Canola plants over-expressing a bacterial phytoene synthase gene
also had a reduced level of chlorophyll, changed structure of plastids,
changed composition of fatty acids, and delayed germination.
Canola (Brassica napus ssp. Oleifera), also known as oilseed rape.
Phytoene synthase gene crtB from the bacterium Erwinia
uredovora fused to the promoter, napin, from Brassica. The
promoter is seed-specific to ensure that the transgene is expressed in
Increase the amounts of carotenoids in canola seeds so that canola could
eventually be used as commercial source of carotenoids. Normally, canola
seeds do not accumulate carotenoids.
The transgenic mature canola seeds contained up to a 50-fold increase in

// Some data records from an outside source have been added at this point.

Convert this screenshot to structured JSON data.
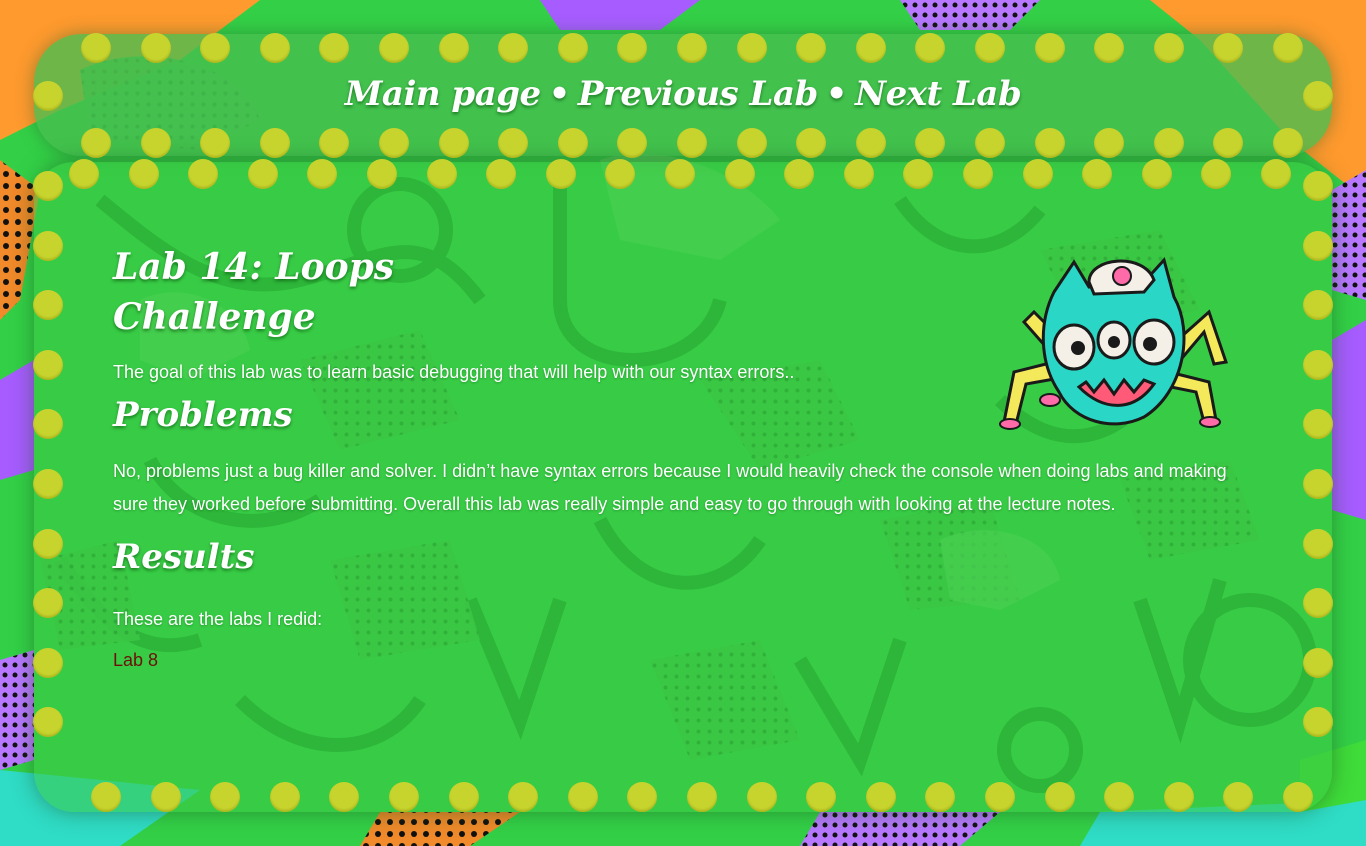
{
  "nav": {
    "links": [
      "Main page",
      "Previous Lab",
      "Next Lab"
    ],
    "separator": "•"
  },
  "page": {
    "title_line1": "Lab 14: Loops",
    "title_line2": "Challenge",
    "intro": "The goal of this lab was to learn basic debugging that will help with our syntax errors..",
    "problems_heading": "Problems",
    "problems_text": "No, problems just a bug killer and solver. I didn’t have syntax errors because I would heavily check the console when doing labs and making sure they worked before submitting. Overall this lab was really simple and easy to go through with looking at the lecture notes.",
    "results_heading": "Results",
    "results_text": "These are the labs I redid:",
    "results_link": "Lab 8"
  },
  "colors": {
    "bulb": "#c8d42e",
    "link": "#6b1208",
    "panel": "#46be50"
  },
  "icons": [
    "monster-illustration"
  ]
}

carotenoids, making the embryo visibly orange. The predominant carotenoids
were alpha- and beta-carotene.
The level of chlorophyll was reduced in developing seeds.

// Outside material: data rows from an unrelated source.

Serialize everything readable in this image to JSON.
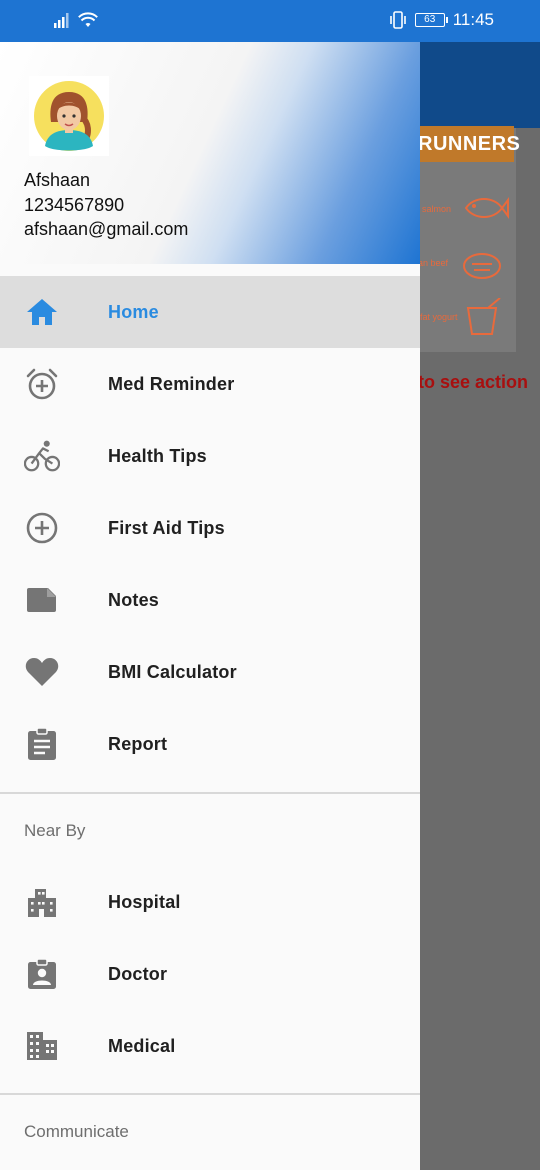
{
  "status_bar": {
    "battery": "63",
    "time": "11:45",
    "color": "#1e74d2"
  },
  "background": {
    "banner": "RUNNERS",
    "foods": [
      "salmon",
      "an beef",
      "fat yogurt"
    ],
    "action_hint": "to see action",
    "hint_color": "#a80f0f"
  },
  "drawer": {
    "user": {
      "name": "Afshaan",
      "phone": "1234567890",
      "email": "afshaan@gmail.com"
    },
    "menu": [
      {
        "label": "Home",
        "icon": "home-icon",
        "selected": true
      },
      {
        "label": "Med Reminder",
        "icon": "alarm-add-icon"
      },
      {
        "label": "Health Tips",
        "icon": "bike-icon"
      },
      {
        "label": "First Aid Tips",
        "icon": "add-circle-icon"
      },
      {
        "label": "Notes",
        "icon": "note-icon"
      },
      {
        "label": "BMI Calculator",
        "icon": "heart-icon"
      },
      {
        "label": "Report",
        "icon": "clipboard-icon"
      }
    ],
    "near_by": {
      "title": "Near By",
      "items": [
        {
          "label": "Hospital",
          "icon": "hospital-building-icon"
        },
        {
          "label": "Doctor",
          "icon": "doctor-badge-icon"
        },
        {
          "label": "Medical",
          "icon": "medical-building-icon"
        }
      ]
    },
    "communicate": {
      "title": "Communicate"
    },
    "accent_color": "#2a8be0",
    "icon_color": "#757575"
  }
}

Level of gamma tocopherol (a form of vitamin E) was decreased in
The electron microscopic structure of some plastids in the embryos was

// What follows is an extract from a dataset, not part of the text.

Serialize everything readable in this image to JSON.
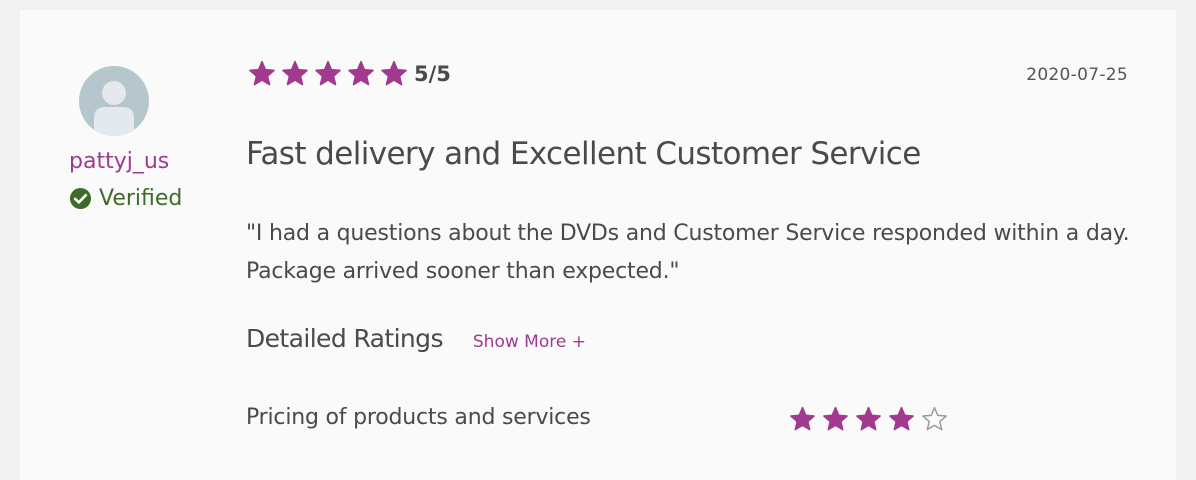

altered: the membrane structure was changed and thread-like bodies of
unknown nature appeared.
The amount of phytoene was increased compared with control
plants. Phytoene is normally an intermediate product of metabolism and
does not accumulate.
The amount of lutein and xanthophylls was not higher, although they also
are end products of the carotenoid pathway.
The composition of fatty acids was altered: there was more oleic acid
and less linoleic and linolenic acid. This "alteration in fatty acid
composition was unexpected" (p. 408). The link between fatty acid
synthesis and the carotenoid pathway is not known.
Germination in transgenic seeds was delayed by one to two days compared
to control plants.
As the authors note, this study shows the remarkable ability of the
canola plant to accumulate large amounts of carotenoids in its seeds
where normally carotenoids are not stored. But this channeling of the
plant's flexibility via genetic modification does not occur in isolation;
it is accompanied by the other significant biochemical, physiological,
and morphological changes in the seeds described above.
Shewmaker, C., J. A. Sheehy, M. Daley, S. Colburn et
al. (1999). "Seed-specific Overexpression of Phytoene Synthase: Increase
in Carotenoids and Other Metabolic Effects," The Plant Journal
vol. 20, pp. 401-12.
Calgene LLC, Davis, California; Monsanto Company, St. Louis, Missouri.
Not mentioned, but see author affiliations.
Not on the market as of 2008.
Copyright 2008 The Nature